“I think it’s wonderful,” said Sandi Harrison, 67, a street vendor selling toy cars on the same block as the Upper West Side McDonald’s. “But people shouldn’t just be protesting McDonald’s and Wal-Mart, they should be protesting our government that is preventing wages from going up.”

President Barack Obama and congressional Democrats support a boost in the federal minimum wage from $7.25 to $10.10 an hour, but Republican majorities in the House and Senate oppose such a move.

“I decided I wasn’t going to work for anybody for this very reason,” said Harrison, a Brooklyn native who’s been an independent vendor for 50 years, on and off, selling toy cars, flowers, incense, “just about everything.”

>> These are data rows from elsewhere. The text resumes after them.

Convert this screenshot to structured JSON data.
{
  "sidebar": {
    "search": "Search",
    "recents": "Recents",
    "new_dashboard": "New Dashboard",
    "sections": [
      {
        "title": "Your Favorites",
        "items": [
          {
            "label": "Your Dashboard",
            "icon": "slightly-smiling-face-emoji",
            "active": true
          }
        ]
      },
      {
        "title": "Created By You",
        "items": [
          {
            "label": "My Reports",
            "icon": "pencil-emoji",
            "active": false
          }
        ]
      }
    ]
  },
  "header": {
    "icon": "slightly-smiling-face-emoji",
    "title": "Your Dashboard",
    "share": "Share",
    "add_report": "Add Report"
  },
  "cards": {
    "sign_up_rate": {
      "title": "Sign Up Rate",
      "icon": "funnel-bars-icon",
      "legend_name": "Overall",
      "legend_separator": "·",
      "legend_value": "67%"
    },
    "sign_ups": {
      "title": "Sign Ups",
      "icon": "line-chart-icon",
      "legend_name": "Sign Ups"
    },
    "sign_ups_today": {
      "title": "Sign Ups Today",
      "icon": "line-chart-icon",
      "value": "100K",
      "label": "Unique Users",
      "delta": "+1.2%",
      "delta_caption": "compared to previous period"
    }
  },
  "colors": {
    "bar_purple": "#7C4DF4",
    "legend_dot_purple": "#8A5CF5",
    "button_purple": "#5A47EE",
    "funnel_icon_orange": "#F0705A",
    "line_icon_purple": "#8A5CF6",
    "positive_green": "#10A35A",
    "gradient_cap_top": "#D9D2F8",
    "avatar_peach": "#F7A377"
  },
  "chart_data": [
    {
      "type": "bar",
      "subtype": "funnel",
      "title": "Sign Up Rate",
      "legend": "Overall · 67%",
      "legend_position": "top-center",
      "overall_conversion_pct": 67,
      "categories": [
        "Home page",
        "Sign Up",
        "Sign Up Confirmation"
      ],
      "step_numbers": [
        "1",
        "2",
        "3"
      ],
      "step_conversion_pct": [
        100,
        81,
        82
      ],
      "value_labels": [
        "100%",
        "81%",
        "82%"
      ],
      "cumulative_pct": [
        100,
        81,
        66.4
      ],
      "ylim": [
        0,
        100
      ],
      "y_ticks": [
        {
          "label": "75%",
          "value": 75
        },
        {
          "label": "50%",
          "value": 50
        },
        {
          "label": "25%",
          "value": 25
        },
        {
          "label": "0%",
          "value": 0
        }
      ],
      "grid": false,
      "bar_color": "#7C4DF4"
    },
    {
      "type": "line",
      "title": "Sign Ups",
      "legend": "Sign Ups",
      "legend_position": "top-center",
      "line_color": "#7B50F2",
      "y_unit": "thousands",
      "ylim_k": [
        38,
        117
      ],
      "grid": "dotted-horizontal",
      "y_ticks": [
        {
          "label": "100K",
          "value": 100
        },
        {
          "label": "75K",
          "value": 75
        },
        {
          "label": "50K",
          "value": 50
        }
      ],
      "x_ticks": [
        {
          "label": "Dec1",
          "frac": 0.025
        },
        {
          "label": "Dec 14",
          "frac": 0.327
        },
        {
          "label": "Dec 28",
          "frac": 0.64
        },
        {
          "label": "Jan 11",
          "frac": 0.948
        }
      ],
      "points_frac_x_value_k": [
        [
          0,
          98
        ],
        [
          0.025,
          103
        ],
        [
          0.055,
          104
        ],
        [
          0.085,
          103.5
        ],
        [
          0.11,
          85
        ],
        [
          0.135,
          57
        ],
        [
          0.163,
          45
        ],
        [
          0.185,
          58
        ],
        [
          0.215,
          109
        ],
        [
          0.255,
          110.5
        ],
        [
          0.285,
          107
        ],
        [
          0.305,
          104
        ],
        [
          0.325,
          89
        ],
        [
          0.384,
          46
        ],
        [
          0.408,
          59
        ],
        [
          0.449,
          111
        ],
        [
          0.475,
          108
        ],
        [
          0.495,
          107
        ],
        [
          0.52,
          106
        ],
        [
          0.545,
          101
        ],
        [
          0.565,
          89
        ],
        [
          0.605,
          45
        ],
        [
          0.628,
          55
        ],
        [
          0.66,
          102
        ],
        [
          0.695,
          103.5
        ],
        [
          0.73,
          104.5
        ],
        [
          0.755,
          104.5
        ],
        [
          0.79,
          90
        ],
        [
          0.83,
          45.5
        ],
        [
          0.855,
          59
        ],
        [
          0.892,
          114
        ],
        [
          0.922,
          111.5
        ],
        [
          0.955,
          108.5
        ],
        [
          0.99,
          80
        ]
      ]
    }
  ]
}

Harrison recalls the March on Washington, which she attended as a teenager in 1963. She says the protests remind her of “what we did in the 60s.” She added, “Before there was racial slavery; now there is economic slavery.”

One elderly patron inside McDonald's was sipping coffee and reading the newspaper before the protest began. He said employees deserve a raise of some kind -- “maybe $10, $11”-- but he said $15 is too much, since he doubts McDonald’s could afford it.

A young man who identified himself only as Benjamin was taking a quick cigarette break during the protest. Dressed in the blue garb of “Ready, Willing & Able” -- a nonprofit that provides transitional work to formerly homeless and incarcerated people -- he chuckled as a man was angrily turned away from the McDonald’s side entrance. Managers would not let anyone into the store during the protest.

“I agree with the cause,” said Benjamin, who did not provide his last name. “But I don’t believe in what they’re protesting against.” He has little confidence employers will heed worker demands to hike pay.

As protesters cleared out and began marching down Broadway, Benjamin moved into the emptying sidewalk with his broom and started sweeping.